Return a copy of every line in the data below that contains "更改数据库".

- Opening Delimiter -

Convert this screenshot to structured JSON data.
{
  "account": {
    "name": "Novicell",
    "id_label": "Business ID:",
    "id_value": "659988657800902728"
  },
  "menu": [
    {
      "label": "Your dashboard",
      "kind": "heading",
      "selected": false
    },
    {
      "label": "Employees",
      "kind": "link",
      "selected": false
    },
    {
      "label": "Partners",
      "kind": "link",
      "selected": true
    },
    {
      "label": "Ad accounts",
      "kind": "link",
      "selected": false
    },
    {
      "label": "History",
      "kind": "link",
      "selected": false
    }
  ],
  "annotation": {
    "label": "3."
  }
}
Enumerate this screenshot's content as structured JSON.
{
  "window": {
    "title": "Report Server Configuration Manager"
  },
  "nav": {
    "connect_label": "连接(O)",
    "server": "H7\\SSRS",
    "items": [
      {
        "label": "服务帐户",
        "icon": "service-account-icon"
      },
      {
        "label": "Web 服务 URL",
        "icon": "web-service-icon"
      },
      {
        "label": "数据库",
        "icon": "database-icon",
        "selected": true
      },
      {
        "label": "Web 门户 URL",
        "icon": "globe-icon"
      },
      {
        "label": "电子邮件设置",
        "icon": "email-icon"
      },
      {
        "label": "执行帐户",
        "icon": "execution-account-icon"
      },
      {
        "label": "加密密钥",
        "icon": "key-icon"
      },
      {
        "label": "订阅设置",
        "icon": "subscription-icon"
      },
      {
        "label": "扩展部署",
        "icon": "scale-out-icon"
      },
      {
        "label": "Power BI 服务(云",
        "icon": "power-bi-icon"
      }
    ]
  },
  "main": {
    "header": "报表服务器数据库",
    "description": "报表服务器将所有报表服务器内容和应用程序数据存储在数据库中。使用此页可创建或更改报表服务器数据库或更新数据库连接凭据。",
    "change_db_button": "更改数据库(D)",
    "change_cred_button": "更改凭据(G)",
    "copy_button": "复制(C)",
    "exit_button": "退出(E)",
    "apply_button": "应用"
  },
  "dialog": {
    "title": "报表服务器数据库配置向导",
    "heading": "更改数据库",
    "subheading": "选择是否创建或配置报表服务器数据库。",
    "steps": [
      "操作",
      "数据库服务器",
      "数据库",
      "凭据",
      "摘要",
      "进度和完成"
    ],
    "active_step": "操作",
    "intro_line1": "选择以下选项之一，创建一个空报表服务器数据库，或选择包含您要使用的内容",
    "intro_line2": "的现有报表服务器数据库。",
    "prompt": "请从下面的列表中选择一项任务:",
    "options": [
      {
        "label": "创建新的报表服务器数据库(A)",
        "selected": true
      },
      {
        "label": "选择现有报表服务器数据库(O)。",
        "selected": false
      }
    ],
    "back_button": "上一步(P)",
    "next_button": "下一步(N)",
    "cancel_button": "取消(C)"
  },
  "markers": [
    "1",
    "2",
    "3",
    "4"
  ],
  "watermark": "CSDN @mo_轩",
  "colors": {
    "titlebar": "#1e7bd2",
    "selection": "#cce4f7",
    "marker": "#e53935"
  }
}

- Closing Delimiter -

* **EXERCISE RESULT**
    "change_db_button": "更改数据库(D)",
    "heading": "更改数据库",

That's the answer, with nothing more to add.